- The radius of the inscribed circle is

In an equilateral triangle, the altitudes, the angle bisectors, the perpendicular bisectors and the medians to each side coincide.

## Geometric construction

An equilateral triangle is easily constructed using a compass and straightedge, as 3 is a Fermat prime. Draw a straight line, and place the point of the compass on one end of the line, and swing an arc from that point to the other point of the line segment. Repeat with the other side of the line. Finally, connect the point where the two arcs intersect with each end of the line segment

An alternative method is to draw a circle with radius *r*, place the point of the compass on the circle and draw another circle with the same radius. The two circles will intersect in two points.
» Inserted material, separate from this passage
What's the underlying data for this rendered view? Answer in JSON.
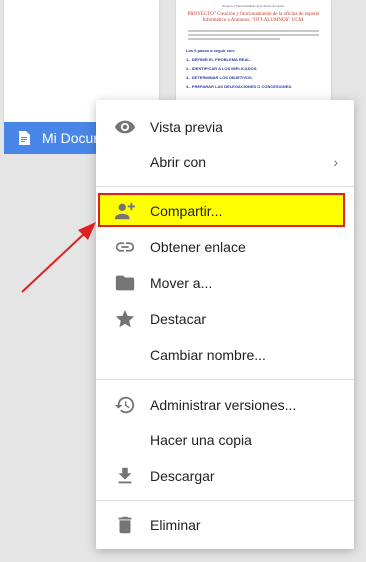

An equilateral triangle can be constructed by taking the two centers of the circles and either of the points of intersection.

In both methods a by-product is the formation of vesica piscis.

The proof that the resulting figure is an equilateral triangle is the first proposition in Book I of Euclid's Elements.

## Derivation of area formula

The area formula in terms of side length *a* can be derived directly using the Pythagorean theorem or using trigonometry.

## Images for kids

## See also

In Spanish: Triángulo equilátero para niños

James B. Knighten |

Azellia White |

Willa Brown |

*Kiddle Encyclopedia.*